Is beekeeping hard work?
Beekeeping is physical, outdoor work but there are tools and techniques used to overcome the strenuous aspects. People with disabilities have been known to keep bees, and a portion of beekeepers are seniors. Full sized honey boxes can weigh up to 100 pounds, but increasingly beekeepers are working with small to medium-sized honey boxes, which, filled with honey, can weigh approximately 40lbs. The GreenUP Community Beekeeping Program allows multiple people to work together to alleviate some of the physical work a solo beekeeper would be responsible for doing.
Will I get stung? What do I do if I get stung?
Yes, all beekeepers get stung eventually. When you get stung, the most important thing is to remove the venom sac and stinger as soon as possible. The most effective way to do this is to lift it out with your fingernail or the fine edge of your hive tool. Try to avoid squeezing the venom sac between two fingers, as this could push the venom into the sting site. For most people, this is a minor event, similar in pain to getting a needle. It will not leave permanent damage. You will likely experience swelling at the site, and often itching for a few days. This is a normal reaction to bee stings. The face is a sensitive place to be stung, therefore a veil is highly recommended. If you are allergic, a sting is deadly serious .

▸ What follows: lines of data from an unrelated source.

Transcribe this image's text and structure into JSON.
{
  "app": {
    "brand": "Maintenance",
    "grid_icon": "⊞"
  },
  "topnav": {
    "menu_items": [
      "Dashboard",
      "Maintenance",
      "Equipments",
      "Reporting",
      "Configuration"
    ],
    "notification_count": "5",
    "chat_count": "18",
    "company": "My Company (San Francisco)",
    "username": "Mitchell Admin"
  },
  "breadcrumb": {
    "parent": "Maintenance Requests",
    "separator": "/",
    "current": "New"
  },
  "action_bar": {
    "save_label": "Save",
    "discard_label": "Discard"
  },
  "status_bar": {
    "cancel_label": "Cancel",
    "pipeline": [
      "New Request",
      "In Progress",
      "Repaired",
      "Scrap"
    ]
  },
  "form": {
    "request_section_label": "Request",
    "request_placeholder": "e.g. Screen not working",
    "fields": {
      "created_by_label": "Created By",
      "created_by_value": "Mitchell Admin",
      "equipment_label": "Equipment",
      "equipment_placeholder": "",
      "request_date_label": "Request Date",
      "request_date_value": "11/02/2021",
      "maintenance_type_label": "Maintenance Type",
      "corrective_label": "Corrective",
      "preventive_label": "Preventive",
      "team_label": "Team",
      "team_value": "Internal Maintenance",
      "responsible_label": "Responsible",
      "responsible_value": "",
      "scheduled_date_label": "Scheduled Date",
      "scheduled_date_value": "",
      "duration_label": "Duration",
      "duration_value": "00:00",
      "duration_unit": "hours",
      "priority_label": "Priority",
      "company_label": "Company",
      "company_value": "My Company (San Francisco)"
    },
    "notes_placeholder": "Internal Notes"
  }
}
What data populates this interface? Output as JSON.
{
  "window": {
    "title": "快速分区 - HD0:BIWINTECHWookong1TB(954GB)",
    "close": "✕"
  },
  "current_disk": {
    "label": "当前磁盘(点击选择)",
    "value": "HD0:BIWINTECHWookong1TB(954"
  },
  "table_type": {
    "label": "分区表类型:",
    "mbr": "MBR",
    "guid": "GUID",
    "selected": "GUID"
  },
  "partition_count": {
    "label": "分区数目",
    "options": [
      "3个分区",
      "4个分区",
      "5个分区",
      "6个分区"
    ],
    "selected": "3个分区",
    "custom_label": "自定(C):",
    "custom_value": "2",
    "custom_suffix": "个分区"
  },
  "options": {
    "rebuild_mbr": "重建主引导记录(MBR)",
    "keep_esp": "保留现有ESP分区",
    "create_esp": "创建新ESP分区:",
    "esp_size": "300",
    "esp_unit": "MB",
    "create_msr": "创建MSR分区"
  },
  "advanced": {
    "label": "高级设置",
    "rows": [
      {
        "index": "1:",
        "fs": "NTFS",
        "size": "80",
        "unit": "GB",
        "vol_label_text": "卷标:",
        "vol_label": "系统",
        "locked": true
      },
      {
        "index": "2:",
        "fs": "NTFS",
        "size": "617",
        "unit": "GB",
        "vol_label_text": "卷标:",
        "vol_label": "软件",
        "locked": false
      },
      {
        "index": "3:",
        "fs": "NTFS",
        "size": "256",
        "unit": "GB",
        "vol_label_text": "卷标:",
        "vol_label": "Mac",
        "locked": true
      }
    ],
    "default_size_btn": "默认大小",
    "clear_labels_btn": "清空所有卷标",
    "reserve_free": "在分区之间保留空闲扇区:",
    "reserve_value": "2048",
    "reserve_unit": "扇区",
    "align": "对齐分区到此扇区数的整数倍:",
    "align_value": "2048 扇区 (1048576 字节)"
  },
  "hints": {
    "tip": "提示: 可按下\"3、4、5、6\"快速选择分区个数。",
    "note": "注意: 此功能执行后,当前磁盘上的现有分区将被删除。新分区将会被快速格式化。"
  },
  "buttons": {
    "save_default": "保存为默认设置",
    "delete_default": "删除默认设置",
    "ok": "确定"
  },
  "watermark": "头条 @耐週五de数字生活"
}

How do I know if I am allergic?
If you or your immediate family members have never been stung by a bee, you may be unaware of an allergy to bee stings. It may be of interest to get tested before getting involved in beekeeping. If you are allergic, you may experience hives and discomfort with swallowing or breathing even after the first sting. Allergies to stings tend to escalate with each sting, potentially causing anaphylactic shock, a life-threatening condition. Nothing is worth risking your life, or the life of those you care about, so if you are allergic, beekeeping may not be for you. Community members will be required to sign a waiver of liability and risk before participating in the GreenUP beekeeping program.
email@example.com to join our mailing list for updates!